Autism refers to a broad range of conditions, from highly skilled to severely challenged. Often it’s difficult to tell that someone is suffering from this condition. Depending on how autism impacts your child will depend on how drama classes can benefit them (or in some cases not).

Sometimes autism could even be an advantage in drama classes. It’s so easy to flippantly use the term ‘learning difficulty’ when often the term ‘learning difference’ is far more pertinent. Kids with autism may find learning drama skills easier than kids who may excel in a more traditional learning environment. 

How often have you heard of successful actors,( or anyone successful) who have a learning difficulty? Often, rather than this ‘learning difficulty’ being something they had to overcome, these people credit their success to their learning difficulty. A learning difficulty can lead to creative and intuitive approaches to problems that haven’t been thought of before. So, often there’s no reason why someone with autism cannot belong in a mainstream drama class. 

Often, particularly with less intense autism, outsiders are unaware that a person even has a condition. Symptoms may not be obviously observable, but the inner turmoil for one with autism can be crippling. This can make comprehending appropriate social skills painfully difficult. Drama class can help people with autism learn social skills, giving them confidence and more joy in their relationships.

Drama class can become a sanctuary.

Away from the threat of bullying and a place to make lasting friends. Drama schools often put on a number of productions each year. This gives kids the opportunity to see firsthand how the performing arts industry works. They learn real life skills that can lead to a fruitful and rewarding career.

In cases of more severe autism, drama classes with a focus on development rather than performance may be more suitable.
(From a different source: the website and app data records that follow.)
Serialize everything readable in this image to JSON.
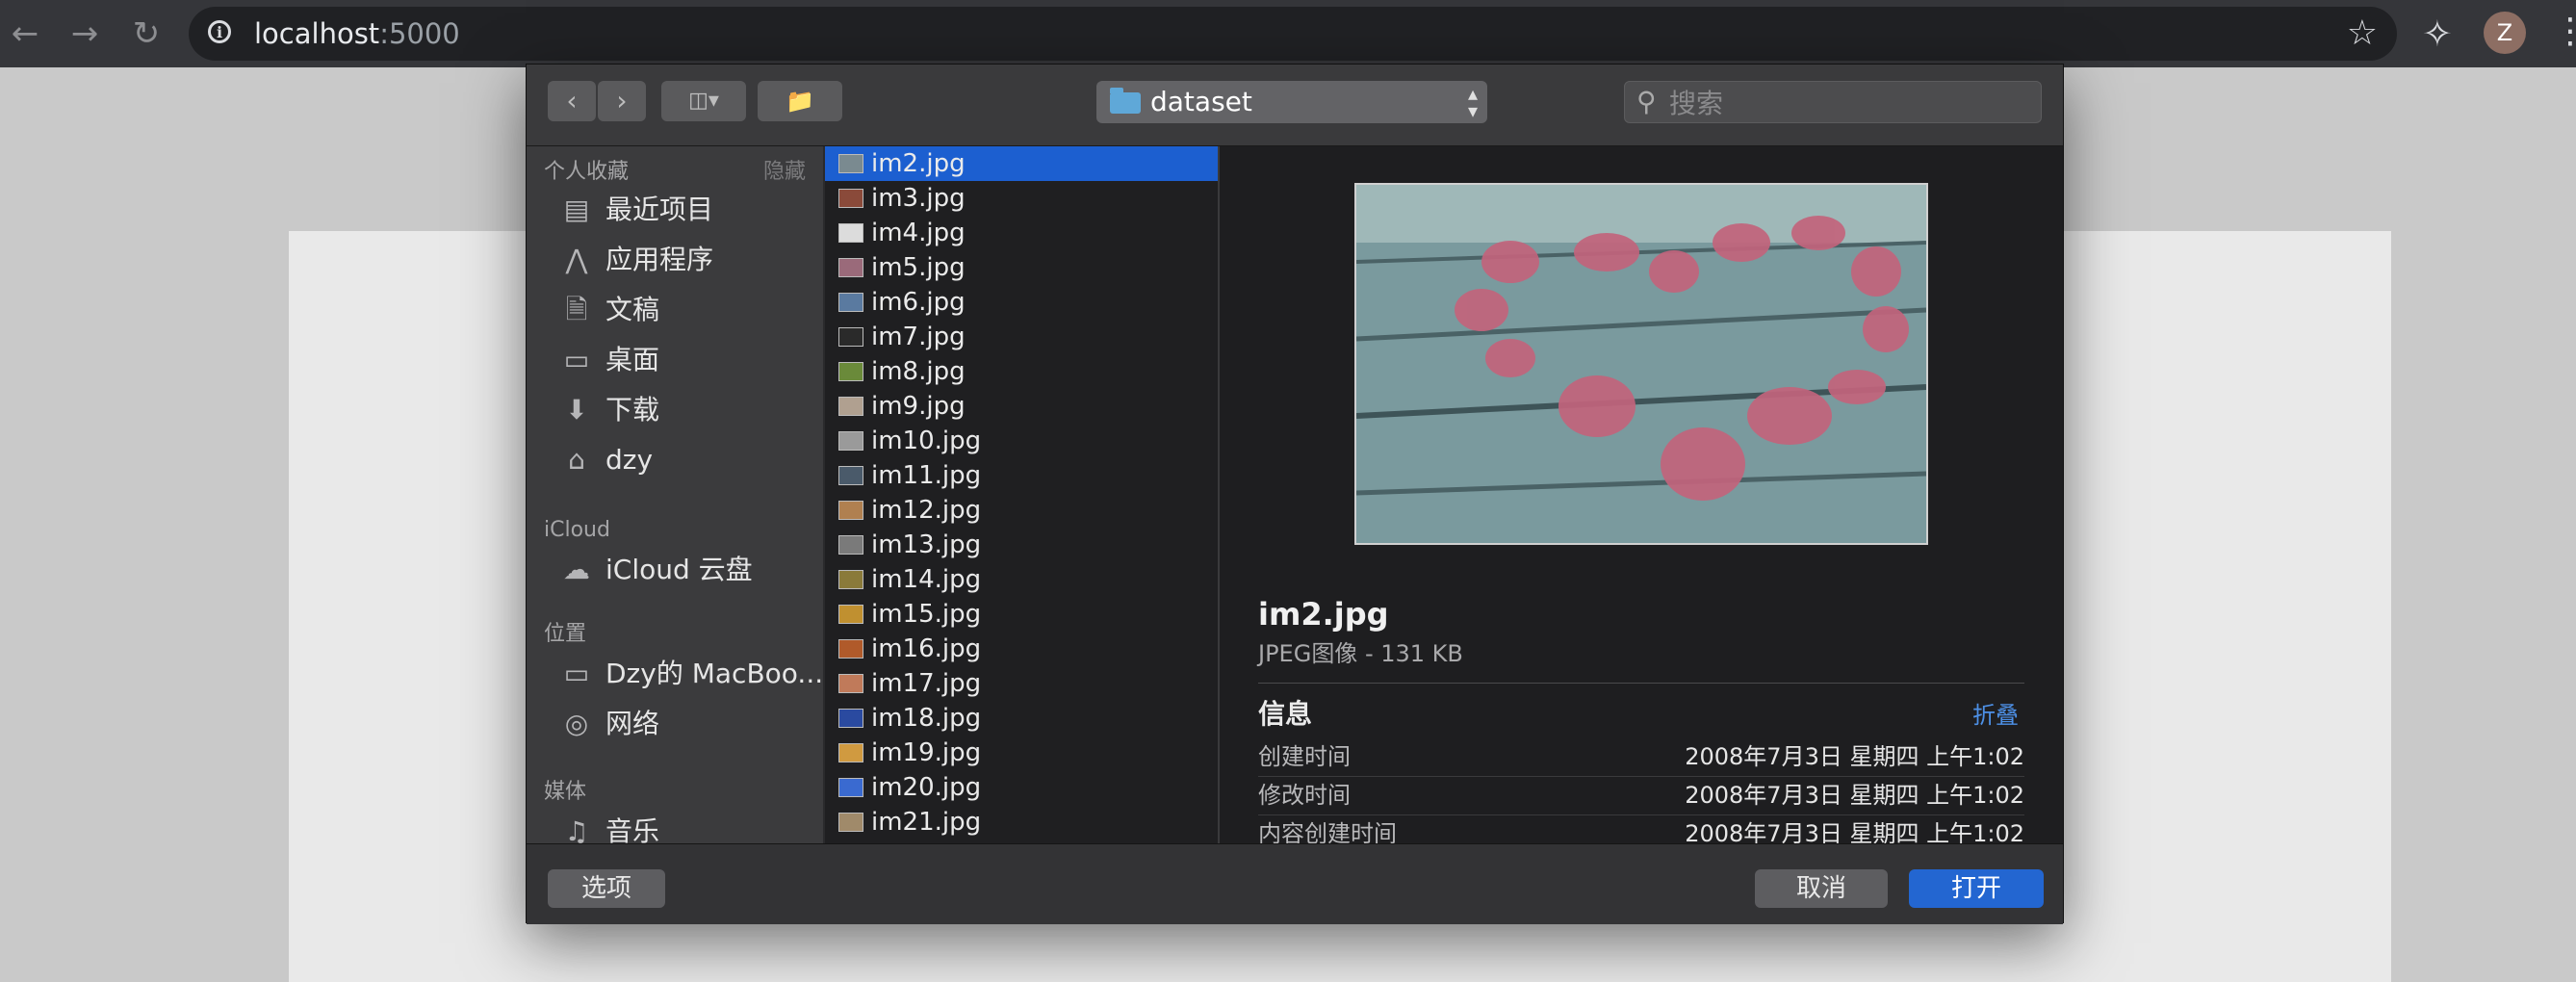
{
  "browser": {
    "url_host": "localhost",
    "url_port": ":5000",
    "profile_initial": "Z"
  },
  "dialog": {
    "location": "dataset",
    "search_placeholder": "搜索",
    "sidebar": {
      "favorites_header": "个人收藏",
      "hide_label": "隐藏",
      "favorites": [
        {
          "label": "最近项目",
          "icon": "recent-icon"
        },
        {
          "label": "应用程序",
          "icon": "applications-icon"
        },
        {
          "label": "文稿",
          "icon": "documents-icon"
        },
        {
          "label": "桌面",
          "icon": "desktop-icon"
        },
        {
          "label": "下载",
          "icon": "downloads-icon"
        },
        {
          "label": "dzy",
          "icon": "home-icon"
        }
      ],
      "icloud_header": "iCloud",
      "icloud": [
        {
          "label": "iCloud 云盘",
          "icon": "cloud-icon"
        }
      ],
      "locations_header": "位置",
      "locations": [
        {
          "label": "Dzy的 MacBoo...",
          "icon": "laptop-icon"
        },
        {
          "label": "网络",
          "icon": "network-icon"
        }
      ],
      "media_header": "媒体",
      "media": [
        {
          "label": "音乐",
          "icon": "music-icon"
        }
      ]
    },
    "files": [
      {
        "name": "im2.jpg",
        "selected": true,
        "color": "#7a8a90"
      },
      {
        "name": "im3.jpg",
        "color": "#8a4a3a"
      },
      {
        "name": "im4.jpg",
        "color": "#dcdcdc"
      },
      {
        "name": "im5.jpg",
        "color": "#9a6a7a"
      },
      {
        "name": "im6.jpg",
        "color": "#5a7aa0"
      },
      {
        "name": "im7.jpg",
        "color": "#2a2a2a"
      },
      {
        "name": "im8.jpg",
        "color": "#6a8a3a"
      },
      {
        "name": "im9.jpg",
        "color": "#b0a090"
      },
      {
        "name": "im10.jpg",
        "color": "#9a9a9a"
      },
      {
        "name": "im11.jpg",
        "color": "#4a5a6a"
      },
      {
        "name": "im12.jpg",
        "color": "#b08050"
      },
      {
        "name": "im13.jpg",
        "color": "#7a7a7a"
      },
      {
        "name": "im14.jpg",
        "color": "#8a7a3a"
      },
      {
        "name": "im15.jpg",
        "color": "#c09030"
      },
      {
        "name": "im16.jpg",
        "color": "#b05a2a"
      },
      {
        "name": "im17.jpg",
        "color": "#c07a5a"
      },
      {
        "name": "im18.jpg",
        "color": "#2a4aa0"
      },
      {
        "name": "im19.jpg",
        "color": "#d09a40"
      },
      {
        "name": "im20.jpg",
        "color": "#3a6ad0"
      },
      {
        "name": "im21.jpg",
        "color": "#a08a6a"
      }
    ],
    "preview": {
      "title": "im2.jpg",
      "subtitle": "JPEG图像 - 131 KB",
      "info_label": "信息",
      "collapse_label": "折叠",
      "meta": [
        {
          "key": "创建时间",
          "value": "2008年7月3日 星期四 上午1:02"
        },
        {
          "key": "修改时间",
          "value": "2008年7月3日 星期四 上午1:02"
        },
        {
          "key": "内容创建时间",
          "value": "2008年7月3日 星期四 上午1:02"
        }
      ]
    },
    "footer": {
      "options_label": "选项",
      "cancel_label": "取消",
      "open_label": "打开"
    }
  }
}
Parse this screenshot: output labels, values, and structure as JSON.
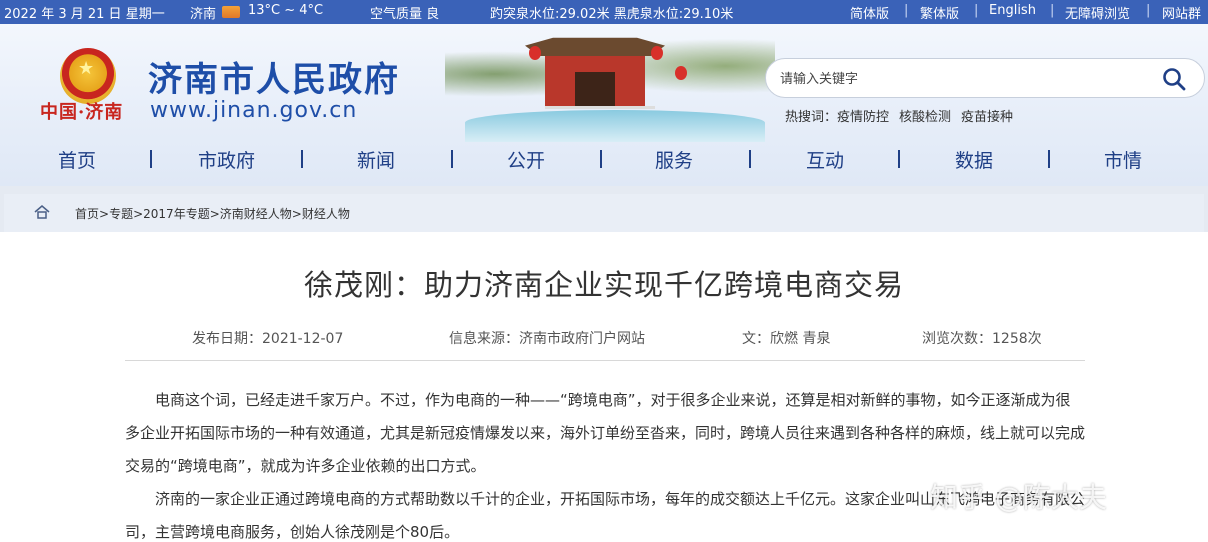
{
  "topbar": {
    "date": "2022 年 3 月 21 日 星期一",
    "city": "济南",
    "temperature": "13°C ~ 4°C",
    "air_quality": "空气质量 良",
    "spring_level": "趵突泉水位:29.02米 黑虎泉水位:29.10米",
    "links": [
      "简体版",
      "繁体版",
      "English",
      "无障碍浏览",
      "网站群"
    ]
  },
  "header": {
    "site_name": "济南市人民政府",
    "site_url": "www.jinan.gov.cn",
    "logo_text": "中国·济南"
  },
  "search": {
    "placeholder": "请输入关键字",
    "hot_label": "热搜词：",
    "hot_keywords": [
      "疫情防控",
      "核酸检测",
      "疫苗接种"
    ]
  },
  "nav": {
    "items": [
      "首页",
      "市政府",
      "新闻",
      "公开",
      "服务",
      "互动",
      "数据",
      "市情"
    ]
  },
  "breadcrumb": {
    "items": [
      "首页",
      "专题",
      "2017年专题",
      "济南财经人物",
      "财经人物"
    ],
    "separator": ">"
  },
  "article": {
    "title": "徐茂刚：助力济南企业实现千亿跨境电商交易",
    "publish_date": "发布日期：2021-12-07",
    "source": "信息来源：济南市政府门户网站",
    "author": "文：欣燃 青泉",
    "views": "浏览次数：1258次",
    "paragraphs": [
      "电商这个词，已经走进千家万户。不过，作为电商的一种——“跨境电商”，对于很多企业来说，还算是相对新鲜的事物，如今正逐渐成为很多企业开拓国际市场的一种有效通道，尤其是新冠疫情爆发以来，海外订单纷至沓来，同时，跨境人员往来遇到各种各样的麻烦，线上就可以完成交易的“跨境电商”，就成为许多企业依赖的出口方式。",
      "济南的一家企业正通过跨境电商的方式帮助数以千计的企业，开拓国际市场，每年的成交额达上千亿元。这家企业叫山东飞鸿电子商务有限公司，主营跨境电商服务，创始人徐茂刚是个80后。"
    ]
  },
  "watermark": "知乎 @陈大夫",
  "colors": {
    "topbar_bg": "#3a62b8",
    "brand_blue": "#1e4ea8",
    "nav_text": "#1f3f86",
    "logo_red": "#c8261f"
  }
}
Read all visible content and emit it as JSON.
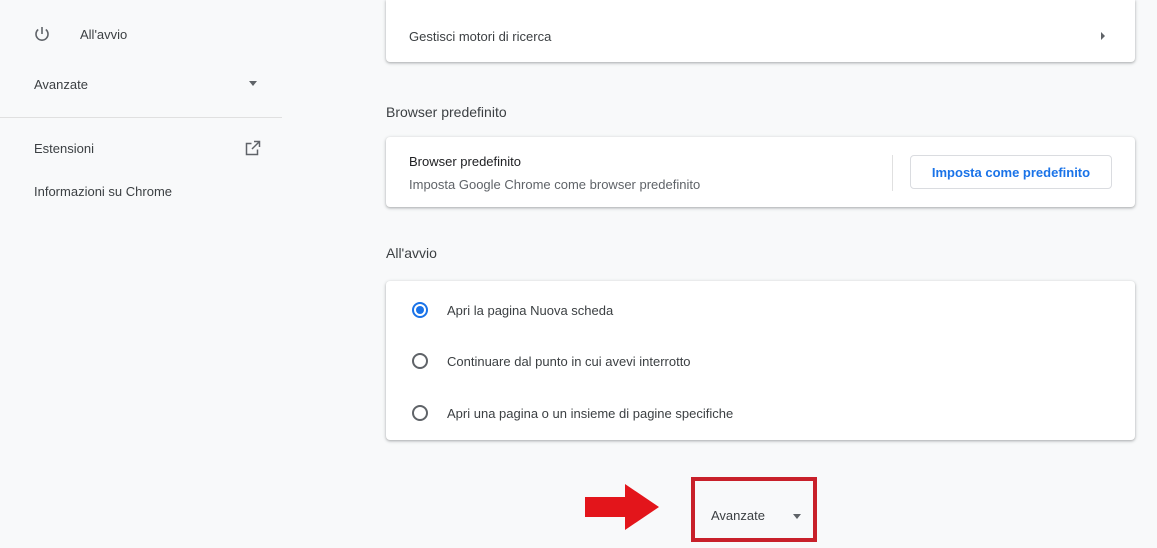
{
  "sidebar": {
    "startup_label": "All'avvio",
    "advanced_label": "Avanzate",
    "extensions_label": "Estensioni",
    "about_label": "Informazioni su Chrome"
  },
  "search_engines": {
    "manage_label": "Gestisci motori di ricerca"
  },
  "default_browser": {
    "section_title": "Browser predefinito",
    "primary": "Browser predefinito",
    "secondary": "Imposta Google Chrome come browser predefinito",
    "button_label": "Imposta come predefinito"
  },
  "startup": {
    "section_title": "All'avvio",
    "options": [
      {
        "label": "Apri la pagina Nuova scheda",
        "checked": true
      },
      {
        "label": "Continuare dal punto in cui avevi interrotto",
        "checked": false
      },
      {
        "label": "Apri una pagina o un insieme di pagine specifiche",
        "checked": false
      }
    ]
  },
  "advanced_toggle": {
    "label": "Avanzate"
  },
  "colors": {
    "accent": "#1a73e8",
    "highlight": "#c8202a",
    "arrow": "#e3151b"
  }
}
For parents, it is important to let teachers know that a student has autism. There shouldn’t be any shame around this. Kids with autism possess strengths and skills that are often simply misunderstood. The more a teacher is able to understand a student the more they will be able to help that child.

For example, kids with autism often don’t like to make eye contact. However, this is often dramatically improved when the child plays a character. A key motif in drama classes.

Social skills often do not come naturally to kids with autism. Social isolation is one of the things that makes autism so painful. In a safe environment – like developmental drama classes – kids have can socialise in a way that’s different to ‘normal’ social settings. Gaining feedback on appropriate social interaction is priceless for kids with autism. They are life skills they can take with them wherever they find themselves.

How will you know if it’s right for your child?

The main thing that will determine whether drama classes are right for your child, is whether they enjoy it or not. Drama classes can be confronting and frightening. This is important to recognise. It is worth sticking with a drama class for at least a semester. As the environment and processes becomes more known and faces become more familiar the fun increases and the fear diminishes. To overcome a challenge like this also builds confidence. However, to know whether it is helping or not, enjoyment and joy is likely to be the number one indicator!

Do you have a child that you think could benefit from some Drama classes? Get in touch to find out what O’Grady Drama can bring to your child.

Sources:

1. Child Mind

2. Autism Speaks

3. Perform.org

4. Very Well Health

5. Just Counting Time